For example purposes I'll install two tomcat application servers and apache web server on the same physical machine but in the real world that would probably be separate machines.

1. First, I install two separate instances of tomcat application servers(download and unzip). You will need to change the ports in server.xml config file to avoid port conflicts.
Tomcat A
<Server port="8005" shutdown="SHUTDOWN"> 
<Connector port="8080" protocol="HTTP/1.1" connectionTimeout="20000" redirectPort="8443" />
<Connector port="8009" protocol="AJP/1.3" redirectPort="8443" />
<Engine name="Catalina" defaultHost="localhost" jvmRoute="tomcatA">
Tomcat B
<Server port="8006" shutdown="SHUTDOWN"> 
<Connector port="8081" protocol="HTTP/1.1" connectionTimeout="20000" redirectPort="8443" />
<Connector port="8010" protocol="AJP/1.3" redirectPort="8443" />
<Engine name="Catalina" defaultHost="localhost" jvmRoute="tomcatB">
Last line has attribute jvmRoute and is concerned to session stickyness explained further bellow.
For test purposes deploy some dummy application under /balance context.
Try to start both instances to see if everything is ok.

2. Install apache web server. I am using Ubuntu:
sudo apt-get install apache2

3. Edit virtual host configuration file.
On Ubuntu, I edit /etc/apache2/sites-enabled/000-default.

<Proxy balancer://tomcatservers>
    BalancerMember ajp://localhost:8009 route=tomcatA loadfactor=1
        BalancerMember ajp://localhost:8010 route=tomcatB loadfactor=2
    </Proxy>

    <Location /balancetest>
    Allow From All
        ProxyPass balancer://tomcatservers/balance stickysession=JSESSIONID nofailover=off
    </Location>
We defined load balancer for two nodes (tomcatA and tomcatB) and proxy pass for load balancer. In proxy pass we defined that all request going to /balancetest are proxied to tomcat application server to /balance context. Entering url http://localhost/balancetest will display jsp page or whatever either from tomcatA or tomcatB depending on load balancer.

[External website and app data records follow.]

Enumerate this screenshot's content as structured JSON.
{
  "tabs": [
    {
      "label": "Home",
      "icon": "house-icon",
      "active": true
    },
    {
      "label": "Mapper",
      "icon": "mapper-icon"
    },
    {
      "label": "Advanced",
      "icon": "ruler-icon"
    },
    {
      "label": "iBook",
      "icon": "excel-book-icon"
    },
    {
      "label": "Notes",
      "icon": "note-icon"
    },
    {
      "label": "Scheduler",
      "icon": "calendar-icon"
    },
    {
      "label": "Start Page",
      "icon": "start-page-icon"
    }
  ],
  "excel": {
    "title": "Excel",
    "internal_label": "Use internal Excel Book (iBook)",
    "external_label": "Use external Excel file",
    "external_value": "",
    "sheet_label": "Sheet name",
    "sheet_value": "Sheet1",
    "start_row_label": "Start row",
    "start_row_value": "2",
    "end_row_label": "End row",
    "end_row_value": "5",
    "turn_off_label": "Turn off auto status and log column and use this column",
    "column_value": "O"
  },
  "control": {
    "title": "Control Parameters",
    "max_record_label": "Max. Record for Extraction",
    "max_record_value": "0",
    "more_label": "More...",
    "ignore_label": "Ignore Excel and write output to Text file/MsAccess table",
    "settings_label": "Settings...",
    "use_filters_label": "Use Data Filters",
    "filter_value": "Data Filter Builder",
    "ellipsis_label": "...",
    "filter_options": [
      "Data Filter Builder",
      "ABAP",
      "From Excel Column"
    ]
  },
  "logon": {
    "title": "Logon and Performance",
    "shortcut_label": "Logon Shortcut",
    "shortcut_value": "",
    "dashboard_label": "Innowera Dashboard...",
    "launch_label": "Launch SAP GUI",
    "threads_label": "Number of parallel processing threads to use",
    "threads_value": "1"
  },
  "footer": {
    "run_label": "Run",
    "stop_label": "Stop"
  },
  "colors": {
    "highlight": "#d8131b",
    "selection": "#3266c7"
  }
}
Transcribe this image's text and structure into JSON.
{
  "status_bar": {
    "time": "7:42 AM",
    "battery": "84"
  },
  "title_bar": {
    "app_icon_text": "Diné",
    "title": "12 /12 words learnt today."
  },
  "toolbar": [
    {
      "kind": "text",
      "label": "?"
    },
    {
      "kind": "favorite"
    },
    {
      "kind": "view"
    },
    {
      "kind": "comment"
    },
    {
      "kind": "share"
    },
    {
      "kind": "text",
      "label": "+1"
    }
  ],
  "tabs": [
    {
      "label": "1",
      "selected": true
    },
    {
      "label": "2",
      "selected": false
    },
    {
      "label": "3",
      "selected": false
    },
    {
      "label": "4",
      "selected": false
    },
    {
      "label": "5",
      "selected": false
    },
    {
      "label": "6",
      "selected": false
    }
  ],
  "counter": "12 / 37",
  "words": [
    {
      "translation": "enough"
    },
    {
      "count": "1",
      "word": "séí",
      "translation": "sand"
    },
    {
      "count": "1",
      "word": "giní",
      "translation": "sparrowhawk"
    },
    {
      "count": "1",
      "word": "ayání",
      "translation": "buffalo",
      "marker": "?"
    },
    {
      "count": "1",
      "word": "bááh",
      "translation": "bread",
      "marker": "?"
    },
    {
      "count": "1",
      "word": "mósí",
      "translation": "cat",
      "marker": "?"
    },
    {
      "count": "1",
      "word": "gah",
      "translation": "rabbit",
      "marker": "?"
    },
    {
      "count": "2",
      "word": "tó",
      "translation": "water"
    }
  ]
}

The load balancer supports session stickyness wich means that all request for some session identifier are proxied to same tomcat web application instance in cluster that first served the client. To track this information tomcat adds jvmRoute information that uniquely identifies tomcat application server in the cluster.

So, jsessionid cookie would look something like this:
jsessionid=4C87288CB0CDB71D0DCA412E178A1480.tomcatB

Apache web server will compare route  value defined in balancer with cookie value to proxy request to tomcat instance that maintains corresponding session.
It is important that jvmRoute attribute in server.xml config file and route attribute in virtual host config file are identical for some tomcat instance.

Load factor attribute allows to distribute load between nodes. If load factors are equal, load is equally distributed. In our case tomcatB will recieve two times more requests than tomcatA.

4. And for this to work following modules must be enabled on apache server.
  • proxy
  • proxy_balancer
  • proxy_ajp
On Ubuntu, you can do this from console by typing a2enmod command.
a2enmod proxy
a2enmod proxy_balancer
a2enmod proxy_ajp


Restart apache and tomcat servers and you'll have load balancing set up with minimal configuration.